What is required: Write out the data below in full, please. Keep every character as given.

Source records:
Content starts
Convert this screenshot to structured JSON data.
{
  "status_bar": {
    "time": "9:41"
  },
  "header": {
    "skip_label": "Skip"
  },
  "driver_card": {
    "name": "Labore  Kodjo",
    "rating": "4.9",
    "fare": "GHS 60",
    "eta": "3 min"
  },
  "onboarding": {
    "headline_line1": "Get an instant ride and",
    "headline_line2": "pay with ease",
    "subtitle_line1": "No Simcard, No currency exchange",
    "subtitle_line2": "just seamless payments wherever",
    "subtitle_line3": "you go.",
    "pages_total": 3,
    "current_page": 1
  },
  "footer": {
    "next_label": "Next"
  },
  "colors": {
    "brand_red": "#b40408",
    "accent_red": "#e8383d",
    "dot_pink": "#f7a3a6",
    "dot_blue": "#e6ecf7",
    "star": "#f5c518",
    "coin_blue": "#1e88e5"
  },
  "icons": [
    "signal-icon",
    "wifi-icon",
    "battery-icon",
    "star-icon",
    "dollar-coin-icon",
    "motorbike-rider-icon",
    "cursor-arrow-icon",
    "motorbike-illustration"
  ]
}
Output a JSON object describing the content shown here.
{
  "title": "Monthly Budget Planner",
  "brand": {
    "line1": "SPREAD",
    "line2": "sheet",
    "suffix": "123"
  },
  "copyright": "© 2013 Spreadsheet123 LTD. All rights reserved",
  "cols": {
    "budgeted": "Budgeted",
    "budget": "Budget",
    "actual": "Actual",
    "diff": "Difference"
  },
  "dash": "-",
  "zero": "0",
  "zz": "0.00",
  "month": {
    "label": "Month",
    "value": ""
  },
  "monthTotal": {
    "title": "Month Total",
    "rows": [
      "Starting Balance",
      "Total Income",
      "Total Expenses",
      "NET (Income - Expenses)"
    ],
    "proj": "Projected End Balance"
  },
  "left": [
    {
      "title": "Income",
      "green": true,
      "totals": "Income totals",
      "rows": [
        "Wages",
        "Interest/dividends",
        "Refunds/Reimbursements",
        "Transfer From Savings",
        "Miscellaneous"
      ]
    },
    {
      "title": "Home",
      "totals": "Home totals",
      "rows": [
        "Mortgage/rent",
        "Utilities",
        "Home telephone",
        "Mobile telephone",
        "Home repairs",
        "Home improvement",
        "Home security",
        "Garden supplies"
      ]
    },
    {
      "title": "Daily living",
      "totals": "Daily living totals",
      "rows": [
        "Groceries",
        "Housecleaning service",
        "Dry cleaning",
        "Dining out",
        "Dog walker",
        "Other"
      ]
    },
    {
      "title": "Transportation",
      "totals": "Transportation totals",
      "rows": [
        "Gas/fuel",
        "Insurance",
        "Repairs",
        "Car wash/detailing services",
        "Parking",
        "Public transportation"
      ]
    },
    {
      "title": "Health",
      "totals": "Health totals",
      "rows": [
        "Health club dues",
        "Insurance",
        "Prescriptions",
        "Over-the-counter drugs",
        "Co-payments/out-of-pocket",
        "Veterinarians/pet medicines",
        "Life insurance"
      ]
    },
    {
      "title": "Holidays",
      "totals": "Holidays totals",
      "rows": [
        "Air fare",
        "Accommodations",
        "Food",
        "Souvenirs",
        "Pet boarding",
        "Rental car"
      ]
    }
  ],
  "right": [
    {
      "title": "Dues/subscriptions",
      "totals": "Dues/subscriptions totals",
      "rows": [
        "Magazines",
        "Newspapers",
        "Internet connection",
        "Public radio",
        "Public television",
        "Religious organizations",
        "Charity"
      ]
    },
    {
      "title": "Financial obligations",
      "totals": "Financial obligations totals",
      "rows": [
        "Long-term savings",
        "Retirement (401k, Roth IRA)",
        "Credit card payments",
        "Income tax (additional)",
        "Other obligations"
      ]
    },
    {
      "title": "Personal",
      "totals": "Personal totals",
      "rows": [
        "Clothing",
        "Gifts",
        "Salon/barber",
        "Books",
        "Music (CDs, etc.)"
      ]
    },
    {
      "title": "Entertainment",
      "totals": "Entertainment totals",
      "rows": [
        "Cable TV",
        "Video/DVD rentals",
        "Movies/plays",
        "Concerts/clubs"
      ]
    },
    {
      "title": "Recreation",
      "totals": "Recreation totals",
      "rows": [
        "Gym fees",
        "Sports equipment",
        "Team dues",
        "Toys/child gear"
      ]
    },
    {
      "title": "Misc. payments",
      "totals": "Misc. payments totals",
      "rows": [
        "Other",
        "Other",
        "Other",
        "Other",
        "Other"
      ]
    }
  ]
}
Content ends
Solution to this exercise:
Convert this screenshot to structured JSON data.
{
  "status_bar": {
    "time": "9:41"
  },
  "header": {
    "skip_label": "Skip"
  },
  "driver_card": {
    "name": "Labore  Kodjo",
    "rating": "4.9",
    "fare": "GHS 60",
    "eta": "3 min"
  },
  "onboarding": {
    "headline_line1": "Get an instant ride and",
    "headline_line2": "pay with ease",
    "subtitle_line1": "No Simcard, No currency exchange",
    "subtitle_line2": "just seamless payments wherever",
    "subtitle_line3": "you go.",
    "pages_total": 3,
    "current_page": 1
  },
  "footer": {
    "next_label": "Next"
  },
  "colors": {
    "brand_red": "#b40408",
    "accent_red": "#e8383d",
    "dot_pink": "#f7a3a6",
    "dot_blue": "#e6ecf7",
    "star": "#f5c518",
    "coin_blue": "#1e88e5"
  },
  "icons": [
    "signal-icon",
    "wifi-icon",
    "battery-icon",
    "star-icon",
    "dollar-coin-icon",
    "motorbike-rider-icon",
    "cursor-arrow-icon",
    "motorbike-illustration"
  ]
}
Output a JSON object describing the content shown here.
{
  "title": "Monthly Budget Planner",
  "brand": {
    "line1": "SPREAD",
    "line2": "sheet",
    "suffix": "123"
  },
  "copyright": "© 2013 Spreadsheet123 LTD. All rights reserved",
  "cols": {
    "budgeted": "Budgeted",
    "budget": "Budget",
    "actual": "Actual",
    "diff": "Difference"
  },
  "dash": "-",
  "zero": "0",
  "zz": "0.00",
  "month": {
    "label": "Month",
    "value": ""
  },
  "monthTotal": {
    "title": "Month Total",
    "rows": [
      "Starting Balance",
      "Total Income",
      "Total Expenses",
      "NET (Income - Expenses)"
    ],
    "proj": "Projected End Balance"
  },
  "left": [
    {
      "title": "Income",
      "green": true,
      "totals": "Income totals",
      "rows": [
        "Wages",
        "Interest/dividends",
        "Refunds/Reimbursements",
        "Transfer From Savings",
        "Miscellaneous"
      ]
    },
    {
      "title": "Home",
      "totals": "Home totals",
      "rows": [
        "Mortgage/rent",
        "Utilities",
        "Home telephone",
        "Mobile telephone",
        "Home repairs",
        "Home improvement",
        "Home security",
        "Garden supplies"
      ]
    },
    {
      "title": "Daily living",
      "totals": "Daily living totals",
      "rows": [
        "Groceries",
        "Housecleaning service",
        "Dry cleaning",
        "Dining out",
        "Dog walker",
        "Other"
      ]
    },
    {
      "title": "Transportation",
      "totals": "Transportation totals",
      "rows": [
        "Gas/fuel",
        "Insurance",
        "Repairs",
        "Car wash/detailing services",
        "Parking",
        "Public transportation"
      ]
    },
    {
      "title": "Health",
      "totals": "Health totals",
      "rows": [
        "Health club dues",
        "Insurance",
        "Prescriptions",
        "Over-the-counter drugs",
        "Co-payments/out-of-pocket",
        "Veterinarians/pet medicines",
        "Life insurance"
      ]
    },
    {
      "title": "Holidays",
      "totals": "Holidays totals",
      "rows": [
        "Air fare",
        "Accommodations",
        "Food",
        "Souvenirs",
        "Pet boarding",
        "Rental car"
      ]
    }
  ],
  "right": [
    {
      "title": "Dues/subscriptions",
      "totals": "Dues/subscriptions totals",
      "rows": [
        "Magazines",
        "Newspapers",
        "Internet connection",
        "Public radio",
        "Public television",
        "Religious organizations",
        "Charity"
      ]
    },
    {
      "title": "Financial obligations",
      "totals": "Financial obligations totals",
      "rows": [
        "Long-term savings",
        "Retirement (401k, Roth IRA)",
        "Credit card payments",
        "Income tax (additional)",
        "Other obligations"
      ]
    },
    {
      "title": "Personal",
      "totals": "Personal totals",
      "rows": [
        "Clothing",
        "Gifts",
        "Salon/barber",
        "Books",
        "Music (CDs, etc.)"
      ]
    },
    {
      "title": "Entertainment",
      "totals": "Entertainment totals",
      "rows": [
        "Cable TV",
        "Video/DVD rentals",
        "Movies/plays",
        "Concerts/clubs"
      ]
    },
    {
      "title": "Recreation",
      "totals": "Recreation totals",
      "rows": [
        "Gym fees",
        "Sports equipment",
        "Team dues",
        "Toys/child gear"
      ]
    },
    {
      "title": "Misc. payments",
      "totals": "Misc. payments totals",
      "rows": [
        "Other",
        "Other",
        "Other",
        "Other",
        "Other"
      ]
    }
  ]
}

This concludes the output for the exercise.